By Samantha Rachel Nah
On Thursday, 22 October 2015, the USP Chatterbox truly lived up to its name. People were leaning and lounging on every available surface, be it horizontal, vertical, or friend-shaped. Cozily buzzing with conversation, they passed around room-temperature Tetrapaks and bags of mini Snickers. All the furniture had been shifted to clear a relatively central space in which to set up a screen, a laptop, and a projector. Homemade, casual, earnest – these traits defined the inaugural session of USPolymath.
USPolymath is a brand new Ground Up Initiative started by three of our very own USP students, Devesh, Nicholas, and Jin Wee. “The three of us believed that a lot of people in USP had things to share that they were passionate about,” Devesh explained when asked how the idea came about. “We were so excited to listen to these cool ideas, and we thought the community would love to listen, too.”
In his presentation last Thursday, Devesh spoke about general relativity, mankind’s best understanding of gravity to date. Having interned at LIGO, the world’s largest gravitational wave detector, he was able to shed light on some of the unanswered questions and implications in the model.
It is already no mean feat boiling down the technicalities of one of the most influential ideas known to mankind to a level any listener can follow, without losing the spark of intellectual fascination. But Devesh, together with his fellow presenters Imran and Samara, had to do so in 400 seconds – that’s just 6 minutes and 40 seconds.
It’s called the Pecha Kucha presentation style, and as Nicholas humorously wrapped up the session by saying, it originated from two guys who decided that all too often, presentations simply went on for too long. Pecha Kucha demands that presenters be utterly focused and to the point: over the course of 20 images, each displayed for 20 seconds before automatically changing, they must compellingly introduce, develop and conclude their topic.

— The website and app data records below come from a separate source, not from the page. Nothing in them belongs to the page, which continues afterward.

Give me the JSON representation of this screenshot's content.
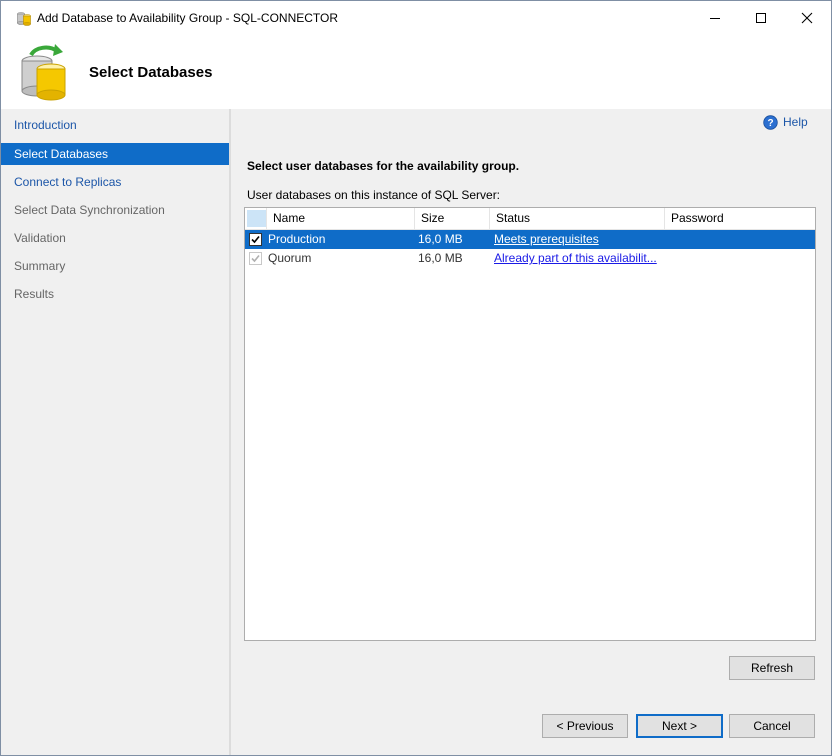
{
  "window": {
    "title": "Add Database to Availability Group - SQL-CONNECTOR",
    "icons": {
      "app": "database-app-icon",
      "minimize": "minimize-icon",
      "maximize": "maximize-icon",
      "close": "close-icon"
    }
  },
  "banner": {
    "title": "Select Databases",
    "icon": "database-sync-icon"
  },
  "sidebar": {
    "items": [
      {
        "label": "Introduction",
        "state": "link"
      },
      {
        "label": "Select Databases",
        "state": "active"
      },
      {
        "label": "Connect to Replicas",
        "state": "link"
      },
      {
        "label": "Select Data Synchronization",
        "state": "disabled"
      },
      {
        "label": "Validation",
        "state": "disabled"
      },
      {
        "label": "Summary",
        "state": "disabled"
      },
      {
        "label": "Results",
        "state": "disabled"
      }
    ]
  },
  "help": {
    "label": "Help",
    "icon": "help-icon"
  },
  "main": {
    "instruction": "Select user databases for the availability group.",
    "db_list_label": "User databases on this instance of SQL Server:"
  },
  "grid": {
    "columns": [
      "Name",
      "Size",
      "Status",
      "Password"
    ],
    "rows": [
      {
        "checked": true,
        "enabled": true,
        "selected": true,
        "name": "Production",
        "size": "16,0 MB",
        "status": "Meets prerequisites",
        "password": ""
      },
      {
        "checked": true,
        "enabled": false,
        "selected": false,
        "name": "Quorum",
        "size": "16,0 MB",
        "status": "Already part of this availabilit...",
        "password": ""
      }
    ]
  },
  "buttons": {
    "refresh": "Refresh",
    "previous": "< Previous",
    "next": "Next >",
    "cancel": "Cancel"
  },
  "colors": {
    "accent": "#0f6cc8",
    "link": "#1c56a8",
    "panel": "#f0f0f0"
  }
}
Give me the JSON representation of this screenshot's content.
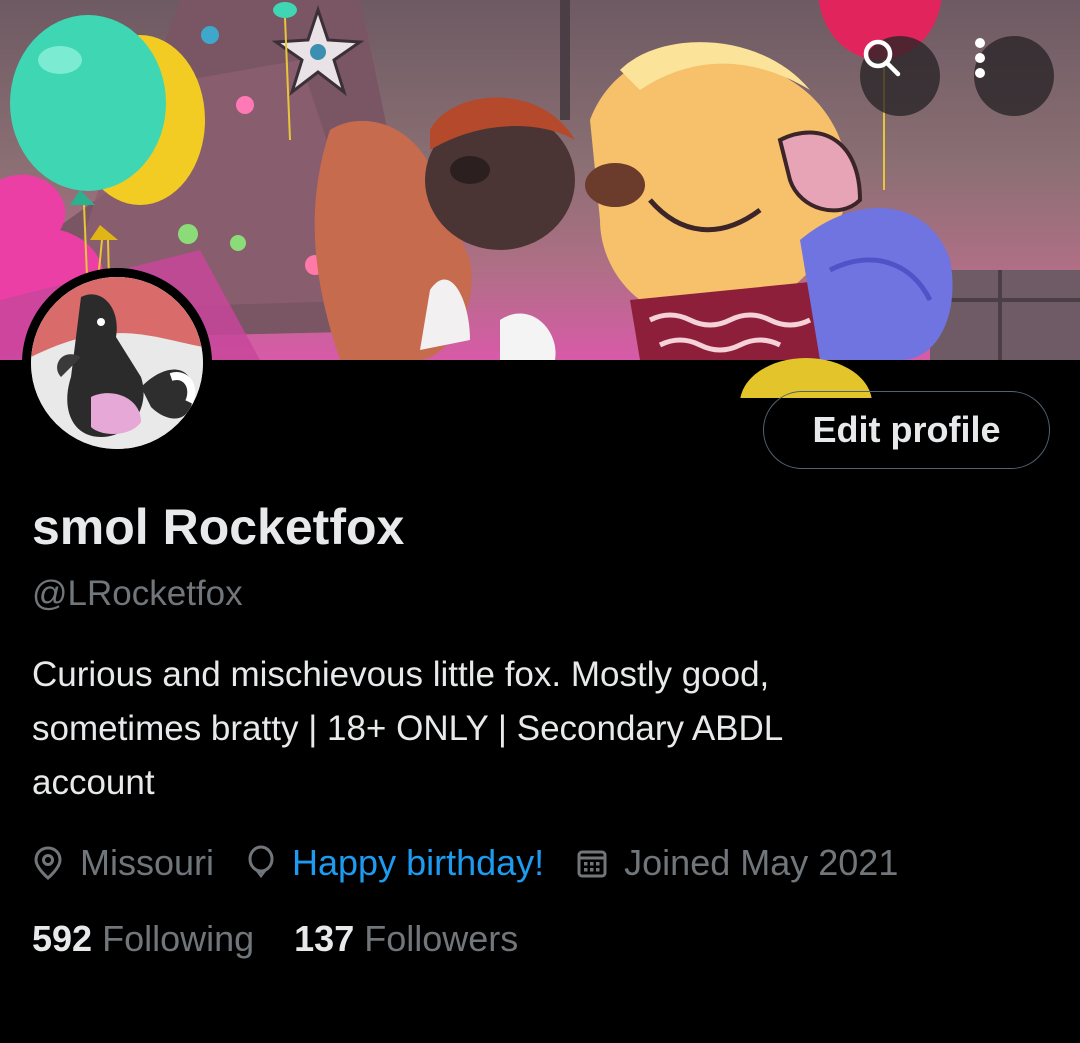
{
  "header": {
    "search_icon": "search-icon",
    "more_icon": "more-vertical-icon"
  },
  "profile": {
    "display_name": "smol Rocketfox",
    "handle": "@LRocketfox",
    "bio_lines": [
      "Curious and mischievous little fox. Mostly good,",
      "sometimes bratty | 18+ ONLY | Secondary ABDL",
      "account"
    ],
    "edit_button_label": "Edit profile"
  },
  "meta": {
    "location": "Missouri",
    "birthday": "Happy birthday!",
    "joined": "Joined May 2021"
  },
  "stats": {
    "following_count": "592",
    "following_label": "Following",
    "followers_count": "137",
    "followers_label": "Followers"
  },
  "colors": {
    "background": "#000000",
    "text_primary": "#e7e9ea",
    "text_secondary": "#71767b",
    "link": "#1d9bf0",
    "button_border": "#536471"
  }
}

“It might be hard,” Imran reflected about the Pecha Kucha style, “but it’s worth the effort.” Imran especially faced difficulties trying to put his ideas into the strict format. His presentation posited a considered view of Shari’ah law that emphasised how its practices are not as barbaric and unjust as people might think, given the way recent events have misrepresented Islam. Initially insistent that he needed to display pages of text in order to communicate effectively, Imran was eventually able to reach a compromise in the content of his presentation.
Imran’s presentation was followed by one on feminism in the comic book industry, particularly superhero comics. Prepared by Samara, the slides contained examples spanning the influential feminist movements of the ‘60s and ‘70s, all the way to current series by major publishers.
“Sometimes you can’t formally study things like Shari’ah law and feminism in comics, because they might not be recognised as a field,” Imran suggested as an advantage of USPolymath for learning about new topics. “And I think it’s true to the USP spirit, if we can create this common space for sharing about things that interest us.”
Our Director, Prof Kang, was present for the session and had this to say about USPolymath: “It’s fascinating and intellectually exciting. I like that it doesn’t take a lot of time, and the topics are interesting. I also like that they’re recruiting, and reaching out to more students.”
That’s right – you can volunteer at tinyurl.com/USPolymath to speak at the next session, on any topic that interests you; there’s no expectation that you’ll be an expert in the field. There’s no need to feel apprehensive: as Samara urges, all it takes to pull off a good Pecha Kucha is to “Rehearse, rehearse, and rehearse!!! so you can get used to the timing of the slides”. Moreover, as co-founder Nicholas emphasises, “You don’t have to be a great public speaker; the Polymath Team will help you build a presentation to the best of our abilities. So you can share an idea with our community, have fun and learn new things along the way.”
The next session of USPolymath is in the works. What else is in store for the initiative? Might our very own professors join in the Pecha Kucha madness? Come on by to find out!